The IRS also rejected suggestions that it establish a pre-filing procedure to address qualification issues. It did, however, leave open the door to further regulations on this issue, noting that it “may reconsider whether a pre-filing procedure would be helpful after gaining experience with the election out procedures.” It also left open the door for further regulations on the issue of how a partnership may elect out of the regime if it is found to be a constructive partnership or a de facto partnership. Under the regulations, if such a partnership exists and it does not file an election on a timely filed return for that taxable year, it will be bound by the new BBA rules.

Eligible Partner Requirement

Treasury Regulation 301.6221(b)-1(b)(3) describes the types of partners that are “eligible partners” for the 100-or-fewer rule. Partnerships, trusts, disregarded entities, nominees or other similar persons that hold an interest on behalf of another person, and estates other than the estate of a deceased partner are not considered eligible partners under the rules.

Commentators had requested that the IRS expand the definition of eligible partners to include partnerships, disregarded entities, trusts, individual retirement accounts, nominees , qualified pension plans, profit sharing plans , and stock bonus plans. The IRS rejected these suggestions and did not expand the definition of eligible partners because in its view “the interests of efficient tax administration outweigh” any additional administrative burdens created by a narrower definition. It appears the IRS was concerned about allowing more partnerships to elect out of the new regime, because it would require deficiency proceedings for each of the partners in such partnerships and result in substantially more audits.

Making the election

The IRS also addressed comments it had received regarding the timing for making the election and how it may be revoked. It left unchanged, for example, a partnership would be required to obtain the consent of the IRS to revoke an election out. It also did not address whether the election may be timely made on amended returns, stating that other areas of the code address this issue.

Observations

In addressing these comments, the IRS has sent a strong signal that it favors the new BBA regime and may take an aggressive stance against those partnerships that attempt to elect out of it. It also broadcasts to the tax community that it cannot at this stage address all the issues that may arise under the new regime through regulations because it lacks experience with how these rules will work in the real world. This leave taxpayers in a bind because the IRS is uncertain how these rules will work in practice but is likely to favor one particular outcome.

It is important that partnerships plan carefully and particularly if you are thinking of opting out of the BBA regime to ensure you are ready if the IRS decides to challenge that decision.

If you have any questions about this post or how you can prepare for these rule changes, please contact Jeff Erney at (202) 496-7511 or jeffry.erney@dentons.com

Update on Tax Reform

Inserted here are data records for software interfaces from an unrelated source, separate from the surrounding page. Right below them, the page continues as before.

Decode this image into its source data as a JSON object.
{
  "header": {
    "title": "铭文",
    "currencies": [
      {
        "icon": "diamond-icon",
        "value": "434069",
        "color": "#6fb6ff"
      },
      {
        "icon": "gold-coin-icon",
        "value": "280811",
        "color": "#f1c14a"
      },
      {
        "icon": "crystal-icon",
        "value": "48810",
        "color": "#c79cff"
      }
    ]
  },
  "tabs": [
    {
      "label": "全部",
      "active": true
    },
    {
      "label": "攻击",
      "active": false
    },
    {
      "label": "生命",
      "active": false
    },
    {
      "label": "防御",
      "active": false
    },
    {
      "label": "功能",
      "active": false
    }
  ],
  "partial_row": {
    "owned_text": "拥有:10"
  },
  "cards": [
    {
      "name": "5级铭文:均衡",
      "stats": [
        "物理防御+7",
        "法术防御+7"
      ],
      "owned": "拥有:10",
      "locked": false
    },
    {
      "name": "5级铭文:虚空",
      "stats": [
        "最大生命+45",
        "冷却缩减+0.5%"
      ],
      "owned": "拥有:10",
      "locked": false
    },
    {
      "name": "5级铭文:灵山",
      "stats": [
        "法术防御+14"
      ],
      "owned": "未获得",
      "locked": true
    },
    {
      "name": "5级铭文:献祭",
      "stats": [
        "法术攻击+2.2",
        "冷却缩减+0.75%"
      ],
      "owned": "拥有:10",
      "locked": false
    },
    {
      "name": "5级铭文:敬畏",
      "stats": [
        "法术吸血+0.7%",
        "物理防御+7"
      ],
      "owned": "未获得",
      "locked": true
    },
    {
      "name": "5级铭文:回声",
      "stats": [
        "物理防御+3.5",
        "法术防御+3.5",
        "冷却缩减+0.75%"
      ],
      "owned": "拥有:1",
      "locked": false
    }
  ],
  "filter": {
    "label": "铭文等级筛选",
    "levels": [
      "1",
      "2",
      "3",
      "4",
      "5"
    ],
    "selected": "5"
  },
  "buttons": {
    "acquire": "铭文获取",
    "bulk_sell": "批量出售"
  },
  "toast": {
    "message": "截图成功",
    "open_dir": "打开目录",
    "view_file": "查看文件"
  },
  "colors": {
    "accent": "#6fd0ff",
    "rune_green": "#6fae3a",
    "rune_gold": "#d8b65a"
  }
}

The more-or-less final version of the tax reform bill is here and Congress is expected to vote on it this week.

Dentons has done an extensive write-up of the provisions of the bill, which can be found here.

 

 

Tax Reform is Here

Dentons is covering all of the latest news on the various tax reform plans that the United States Congress is currently considering.

The latest about the Senate’s plan can be found here.

Check back for more updates.